• [What is required] Your response should contain every line from the data below that holds the string "JSON".

• [Available records]
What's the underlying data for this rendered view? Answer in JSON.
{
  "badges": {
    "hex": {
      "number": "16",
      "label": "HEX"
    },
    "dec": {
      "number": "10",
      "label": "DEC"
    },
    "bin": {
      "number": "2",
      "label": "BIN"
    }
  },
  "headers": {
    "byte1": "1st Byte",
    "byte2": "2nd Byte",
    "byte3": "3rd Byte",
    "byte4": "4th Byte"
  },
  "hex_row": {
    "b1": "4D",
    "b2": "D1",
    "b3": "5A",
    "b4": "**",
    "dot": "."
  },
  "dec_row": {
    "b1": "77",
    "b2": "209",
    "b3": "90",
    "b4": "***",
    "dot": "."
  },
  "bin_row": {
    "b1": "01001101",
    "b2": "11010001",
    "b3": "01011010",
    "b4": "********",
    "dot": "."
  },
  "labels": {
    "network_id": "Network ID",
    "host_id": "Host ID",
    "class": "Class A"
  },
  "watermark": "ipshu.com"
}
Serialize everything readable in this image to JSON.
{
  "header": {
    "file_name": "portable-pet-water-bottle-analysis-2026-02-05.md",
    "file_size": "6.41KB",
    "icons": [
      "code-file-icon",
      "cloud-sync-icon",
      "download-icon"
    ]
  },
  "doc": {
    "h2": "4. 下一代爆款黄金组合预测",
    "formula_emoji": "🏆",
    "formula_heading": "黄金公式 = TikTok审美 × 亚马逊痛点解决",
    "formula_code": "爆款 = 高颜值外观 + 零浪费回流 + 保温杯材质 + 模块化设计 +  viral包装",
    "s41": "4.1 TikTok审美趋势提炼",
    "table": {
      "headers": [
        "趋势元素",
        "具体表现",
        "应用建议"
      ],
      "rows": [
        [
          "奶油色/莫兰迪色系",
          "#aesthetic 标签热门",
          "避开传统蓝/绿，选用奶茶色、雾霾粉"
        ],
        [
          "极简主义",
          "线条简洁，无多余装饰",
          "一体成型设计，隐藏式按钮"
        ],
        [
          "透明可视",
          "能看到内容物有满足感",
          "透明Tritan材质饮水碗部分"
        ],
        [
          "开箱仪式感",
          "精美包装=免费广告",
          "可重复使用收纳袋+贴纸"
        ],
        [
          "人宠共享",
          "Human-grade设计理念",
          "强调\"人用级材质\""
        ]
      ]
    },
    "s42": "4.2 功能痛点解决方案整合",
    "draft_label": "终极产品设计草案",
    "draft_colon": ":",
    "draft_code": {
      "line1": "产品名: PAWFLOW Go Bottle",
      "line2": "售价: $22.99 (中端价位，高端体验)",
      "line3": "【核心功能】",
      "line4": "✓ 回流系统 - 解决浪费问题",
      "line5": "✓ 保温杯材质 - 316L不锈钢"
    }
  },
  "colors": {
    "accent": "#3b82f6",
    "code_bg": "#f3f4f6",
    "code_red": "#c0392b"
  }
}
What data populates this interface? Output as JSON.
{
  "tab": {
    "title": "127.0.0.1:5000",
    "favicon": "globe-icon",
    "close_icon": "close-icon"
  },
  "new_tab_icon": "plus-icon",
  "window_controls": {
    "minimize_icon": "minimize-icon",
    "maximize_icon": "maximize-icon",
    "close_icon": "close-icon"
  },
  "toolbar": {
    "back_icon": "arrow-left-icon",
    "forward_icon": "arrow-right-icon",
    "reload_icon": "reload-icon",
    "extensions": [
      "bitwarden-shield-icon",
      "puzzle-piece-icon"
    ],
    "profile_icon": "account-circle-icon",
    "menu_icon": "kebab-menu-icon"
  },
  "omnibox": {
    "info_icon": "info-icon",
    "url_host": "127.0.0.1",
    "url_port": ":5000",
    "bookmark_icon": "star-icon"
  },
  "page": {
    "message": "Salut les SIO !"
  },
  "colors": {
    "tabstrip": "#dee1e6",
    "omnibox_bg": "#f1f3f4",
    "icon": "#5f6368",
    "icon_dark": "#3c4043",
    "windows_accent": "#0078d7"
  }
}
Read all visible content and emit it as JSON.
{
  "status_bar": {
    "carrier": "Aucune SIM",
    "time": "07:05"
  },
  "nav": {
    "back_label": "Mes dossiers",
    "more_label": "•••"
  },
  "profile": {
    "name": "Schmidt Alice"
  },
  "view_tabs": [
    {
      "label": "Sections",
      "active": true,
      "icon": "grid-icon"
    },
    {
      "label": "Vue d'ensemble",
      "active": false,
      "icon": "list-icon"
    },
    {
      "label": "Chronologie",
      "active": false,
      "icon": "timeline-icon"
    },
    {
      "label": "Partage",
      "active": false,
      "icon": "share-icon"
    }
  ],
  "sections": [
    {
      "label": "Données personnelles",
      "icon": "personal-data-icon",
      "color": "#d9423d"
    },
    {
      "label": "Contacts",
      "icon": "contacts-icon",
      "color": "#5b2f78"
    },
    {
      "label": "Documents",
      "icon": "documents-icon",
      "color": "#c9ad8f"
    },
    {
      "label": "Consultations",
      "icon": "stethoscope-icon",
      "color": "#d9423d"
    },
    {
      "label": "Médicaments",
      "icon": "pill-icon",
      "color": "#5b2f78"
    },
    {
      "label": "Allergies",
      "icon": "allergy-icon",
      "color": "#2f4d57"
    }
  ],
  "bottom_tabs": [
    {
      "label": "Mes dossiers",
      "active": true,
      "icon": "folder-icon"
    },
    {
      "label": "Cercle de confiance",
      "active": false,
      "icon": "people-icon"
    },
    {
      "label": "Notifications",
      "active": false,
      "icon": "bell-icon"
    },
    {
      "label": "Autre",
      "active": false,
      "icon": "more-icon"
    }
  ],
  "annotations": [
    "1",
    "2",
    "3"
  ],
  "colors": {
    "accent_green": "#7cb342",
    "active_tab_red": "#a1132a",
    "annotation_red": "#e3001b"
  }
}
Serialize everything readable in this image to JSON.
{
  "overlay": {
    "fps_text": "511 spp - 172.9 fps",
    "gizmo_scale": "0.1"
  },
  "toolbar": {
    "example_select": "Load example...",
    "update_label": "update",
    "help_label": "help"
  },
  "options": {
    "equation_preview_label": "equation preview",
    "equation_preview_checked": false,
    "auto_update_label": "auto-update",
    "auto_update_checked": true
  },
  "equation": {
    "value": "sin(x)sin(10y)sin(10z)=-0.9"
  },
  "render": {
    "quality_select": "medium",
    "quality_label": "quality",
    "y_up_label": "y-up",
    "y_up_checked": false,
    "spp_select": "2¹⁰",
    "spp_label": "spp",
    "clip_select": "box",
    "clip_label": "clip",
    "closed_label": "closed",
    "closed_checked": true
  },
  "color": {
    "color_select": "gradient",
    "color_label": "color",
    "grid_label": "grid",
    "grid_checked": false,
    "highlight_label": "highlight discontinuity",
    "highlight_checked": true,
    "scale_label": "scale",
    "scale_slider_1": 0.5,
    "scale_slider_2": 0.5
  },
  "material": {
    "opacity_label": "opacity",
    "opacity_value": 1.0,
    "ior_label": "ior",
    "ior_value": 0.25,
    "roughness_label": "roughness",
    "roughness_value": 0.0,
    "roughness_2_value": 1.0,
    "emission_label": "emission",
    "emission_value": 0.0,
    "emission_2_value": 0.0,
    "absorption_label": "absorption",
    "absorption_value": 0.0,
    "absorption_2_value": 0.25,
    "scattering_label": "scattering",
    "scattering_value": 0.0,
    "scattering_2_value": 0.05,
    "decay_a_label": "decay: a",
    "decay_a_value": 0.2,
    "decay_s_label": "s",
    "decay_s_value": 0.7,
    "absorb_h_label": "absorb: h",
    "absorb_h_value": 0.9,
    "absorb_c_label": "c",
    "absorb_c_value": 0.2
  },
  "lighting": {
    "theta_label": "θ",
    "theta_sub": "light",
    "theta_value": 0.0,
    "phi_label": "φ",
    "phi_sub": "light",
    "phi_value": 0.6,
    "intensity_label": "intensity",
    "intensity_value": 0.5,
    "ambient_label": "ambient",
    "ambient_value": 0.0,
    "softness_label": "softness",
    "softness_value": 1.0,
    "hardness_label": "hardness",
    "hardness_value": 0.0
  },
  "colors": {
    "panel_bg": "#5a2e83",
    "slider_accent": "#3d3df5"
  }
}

• [Output for this exercise]
What's the underlying data for this rendered view? Answer in JSON.
Serialize everything readable in this image to JSON.
What data populates this interface? Output as JSON.
Read all visible content and emit it as JSON.
Serialize everything readable in this image to JSON.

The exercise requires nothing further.